He returned to tightening loose screws on electrical receptacles, taking down loose pieces of wire and responding to the pre-schooler’s demand, “Tell me another story, Grandpa.” She likes to hear about Grandpa growing up, Grandpa fixing the house in Indiana and anything else Grandpa may want to tell her.


Naptime called her away and he headed downstairs to work on replacing glass in the basement windows and fitting silicon in tiny corners where air might escape.
On my son’s days off they tackled the fence: cutting back the shrubbery, replacing the bent parts and shoring up the rest.
Because they had to be out of the little yellow house long before their bigger white house was ready, they began packing and moving furniture into storage. My husband returned from a moving trip expecting to pack another load of packed boxes. Nothing had been done. Everything had stopped. A close friend’s child had unexpectedly died while asleep. Phone calls and visits had to be made, funeral attended and time set aside to discuss how to tell their children why their little friend would no longer come to play.
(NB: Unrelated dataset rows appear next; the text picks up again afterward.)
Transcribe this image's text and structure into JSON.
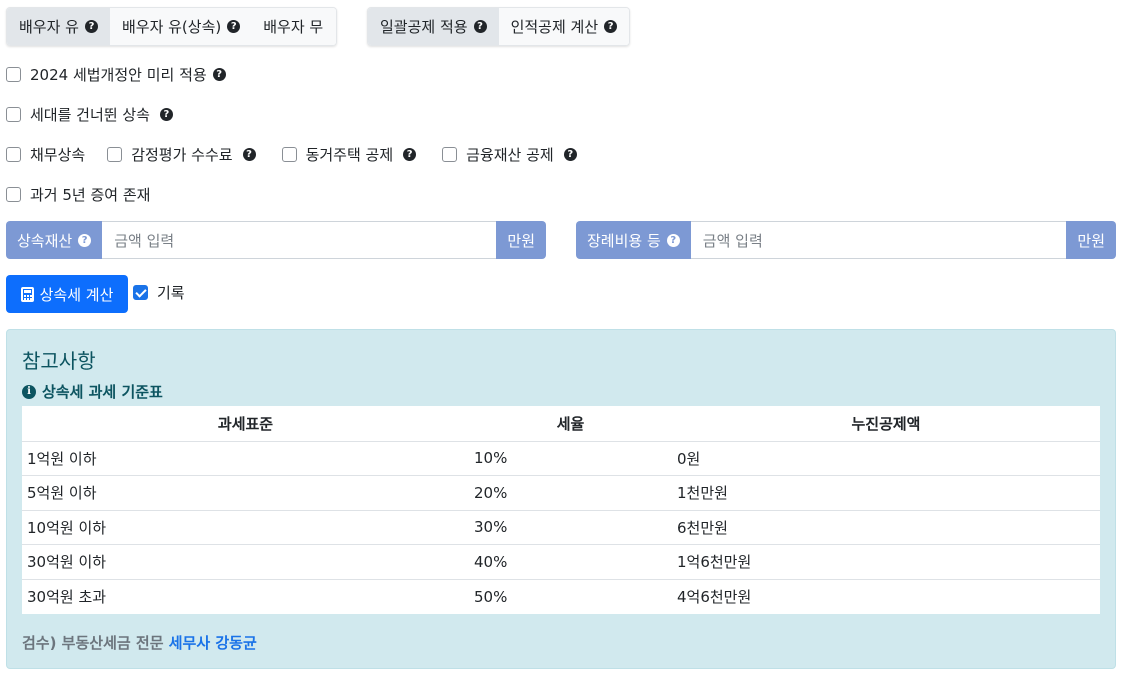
{
  "spouse_tabs": [
    {
      "label": "배우자 유",
      "help": "?",
      "active": true
    },
    {
      "label": "배우자 유(상속)",
      "help": "?",
      "active": false
    },
    {
      "label": "배우자 무",
      "help": "",
      "active": false
    }
  ],
  "deduction_tabs": [
    {
      "label": "일괄공제 적용",
      "help": "?",
      "active": true
    },
    {
      "label": "인적공제 계산",
      "help": "?",
      "active": false
    }
  ],
  "options": {
    "law_2024": {
      "label": "2024 세법개정안 미리 적용",
      "checked": false
    },
    "generation_skip": {
      "label": "세대를 건너뛴 상속",
      "checked": false
    },
    "debt": {
      "label": "채무상속",
      "checked": false
    },
    "appraisal_fee": {
      "label": "감정평가 수수료",
      "checked": false
    },
    "cohabiting_house": {
      "label": "동거주택 공제",
      "checked": false
    },
    "financial_assets": {
      "label": "금융재산 공제",
      "checked": false
    },
    "prior_gift": {
      "label": "과거 5년 증여 존재",
      "checked": false
    }
  },
  "inputs": {
    "estate": {
      "label": "상속재산",
      "placeholder": "금액 입력",
      "unit": "만원"
    },
    "funeral": {
      "label": "장례비용 등",
      "placeholder": "금액 입력",
      "unit": "만원"
    }
  },
  "actions": {
    "calculate": "상속세 계산",
    "record_label": "기록",
    "record_checked": true
  },
  "reference": {
    "title": "참고사항",
    "table_title": "상속세 과세 기준표",
    "info_icon": "i",
    "headers": [
      "과세표준",
      "세율",
      "누진공제액"
    ],
    "rows": [
      [
        "1억원 이하",
        "10%",
        "0원"
      ],
      [
        "5억원 이하",
        "20%",
        "1천만원"
      ],
      [
        "10억원 이하",
        "30%",
        "6천만원"
      ],
      [
        "30억원 이하",
        "40%",
        "1억6천만원"
      ],
      [
        "30억원 초과",
        "50%",
        "4억6천만원"
      ]
    ],
    "footer_prefix": "검수) 부동산세금 전문",
    "footer_link": "세무사 강동균"
  }
}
While the young couple and their friends sorted through their shocking loss, my husband stayed with the grandchildren and quietly worked on minor repairs for the next few days. Following the funeral, he met my son’s family and their other grandfather at a restaurant for a family dinner to celebrate our granddaughter’s fifth birthday.
My husband moved his departure date back another few days as they hunkered down to complete the tasks.
The inspector came and studied everything. “You need to have these holes filled in, they are fire tunnels if there is a fire and you need to …” he listed several items. “But because I can see that this guy,” he pointed to my husband “looks like he knows what he is doing, I am going to pass you so I won’t have to come back out.”
“This guy” fixed the hole around the ceiling fan, put insulation in some places and cleared more plants from the yard.


That night my husband assured me that he would be home after he helped complete the storing of everything, including his bed. Meanwhile, they needed his van to help them move.
They packed and moved the rest of their furniture and belongings into two storage units and a family member’s garage. Rather than pay $90 to have someone build a box to safely move their flat screen TV, the men went to the lumber yard, bought a sheet of Styrofoam and built one themselves.
He called one night from a hotel room and said he would return after he went by the house to finish up one more task. He lied. The task took longer and turned into more tasks. He slept at the house on the air mattress and kept working.
The bank called with good news: the closing would probably be moved up to noon on the Friday after they left the yellow house on Wednesday. They would not have to wait a week or two to sign and then move.


This was great timing because my daughter’s family had planned to visit that exact weekend. They just did not know until Thursday afternoon that they would have a house to stay in during their planned mid-winter school break, plus they could help with the move. Friday evening and all day Saturday, adults hauled in boxes, unpacked dishes and set up beds while the little cousins explored the empty corners of the quickly filling house.


Sunday afternoon my husband watched his granddaughter win a trophy at the Pinewood Derby race and at 2 a.m. Monday, he slipped out of the house and arrived in time for us to have lunch together home – three weeks and four days after he left to help the family for a couple of weeks.


And, I know exactly what he said as he crawled into bed for an afternoon nap, “Ahhh, it feels so good to sleep in my own bed.” I’m sure it did.